Requirement
Lines containing "Search": state how many there are in these entries, and write only that number.

Exercise material
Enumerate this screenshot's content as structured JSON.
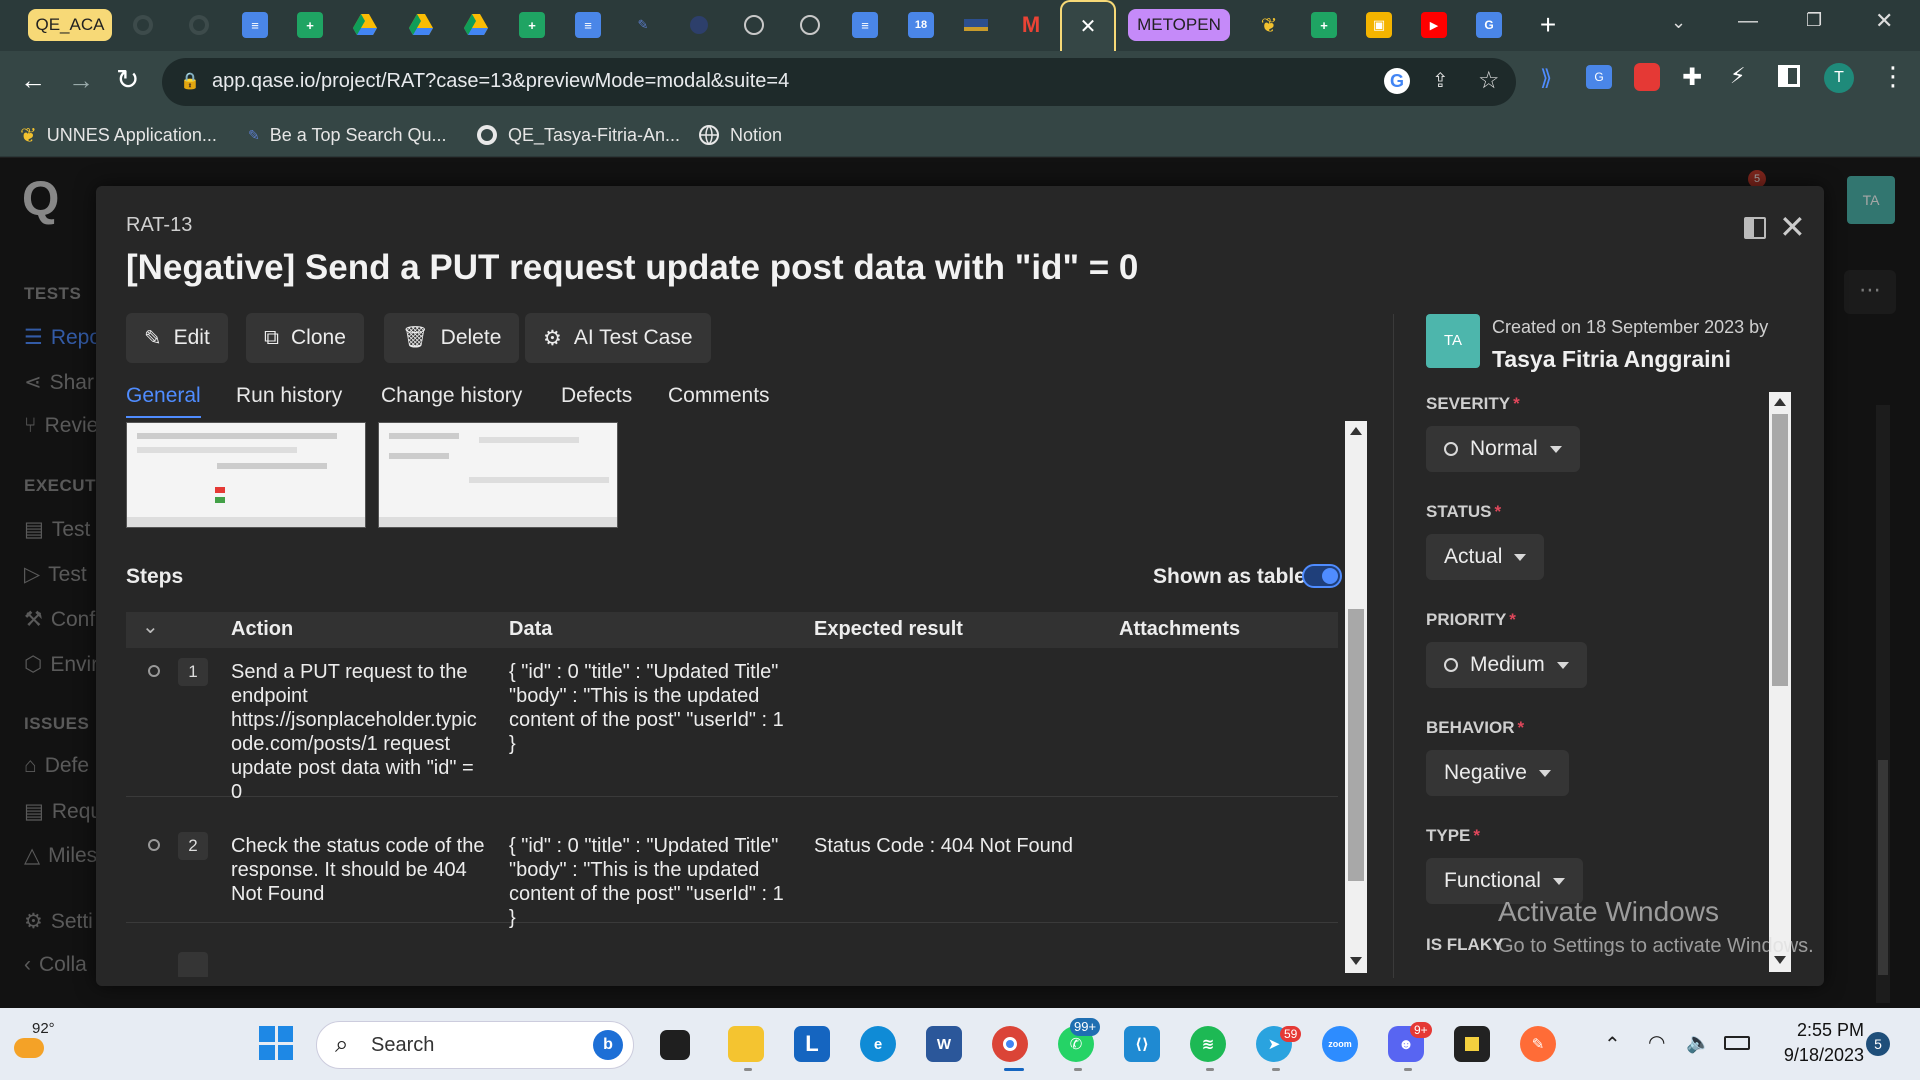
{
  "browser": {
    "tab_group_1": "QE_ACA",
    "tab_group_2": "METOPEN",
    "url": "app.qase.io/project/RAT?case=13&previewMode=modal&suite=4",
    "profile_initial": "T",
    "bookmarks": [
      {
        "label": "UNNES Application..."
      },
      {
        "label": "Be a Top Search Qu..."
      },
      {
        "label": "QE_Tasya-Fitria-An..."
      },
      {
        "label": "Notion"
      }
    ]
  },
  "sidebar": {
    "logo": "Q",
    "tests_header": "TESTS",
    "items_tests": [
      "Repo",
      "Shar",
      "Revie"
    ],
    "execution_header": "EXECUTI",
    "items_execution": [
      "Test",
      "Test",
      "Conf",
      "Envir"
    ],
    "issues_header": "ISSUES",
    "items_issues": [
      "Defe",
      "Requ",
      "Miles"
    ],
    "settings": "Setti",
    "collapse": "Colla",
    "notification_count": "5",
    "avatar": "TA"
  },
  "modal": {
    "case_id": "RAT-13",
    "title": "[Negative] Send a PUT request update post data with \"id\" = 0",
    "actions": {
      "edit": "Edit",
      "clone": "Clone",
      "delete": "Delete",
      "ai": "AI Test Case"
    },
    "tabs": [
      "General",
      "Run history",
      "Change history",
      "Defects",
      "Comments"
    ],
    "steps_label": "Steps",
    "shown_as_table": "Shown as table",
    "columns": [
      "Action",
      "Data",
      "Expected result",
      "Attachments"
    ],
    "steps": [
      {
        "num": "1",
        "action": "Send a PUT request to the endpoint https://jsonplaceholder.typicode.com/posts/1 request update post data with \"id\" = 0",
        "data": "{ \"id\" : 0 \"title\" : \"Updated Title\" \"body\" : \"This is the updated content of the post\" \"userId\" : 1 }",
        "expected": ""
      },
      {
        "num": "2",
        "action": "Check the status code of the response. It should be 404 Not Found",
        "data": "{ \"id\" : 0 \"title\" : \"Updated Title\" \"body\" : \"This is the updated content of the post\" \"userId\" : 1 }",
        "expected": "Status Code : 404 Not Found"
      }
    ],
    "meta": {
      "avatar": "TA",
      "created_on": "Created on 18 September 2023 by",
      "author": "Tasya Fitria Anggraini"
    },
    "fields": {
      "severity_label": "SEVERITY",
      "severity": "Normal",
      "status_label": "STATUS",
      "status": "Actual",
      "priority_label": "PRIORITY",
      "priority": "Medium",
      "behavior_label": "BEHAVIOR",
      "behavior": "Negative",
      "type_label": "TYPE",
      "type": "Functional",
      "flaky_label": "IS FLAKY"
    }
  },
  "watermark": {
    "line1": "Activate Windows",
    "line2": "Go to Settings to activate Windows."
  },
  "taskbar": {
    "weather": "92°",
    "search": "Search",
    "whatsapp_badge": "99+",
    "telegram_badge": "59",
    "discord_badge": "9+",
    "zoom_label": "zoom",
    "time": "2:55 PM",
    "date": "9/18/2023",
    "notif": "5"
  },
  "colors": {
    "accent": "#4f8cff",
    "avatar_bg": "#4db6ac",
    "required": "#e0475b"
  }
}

Response area
2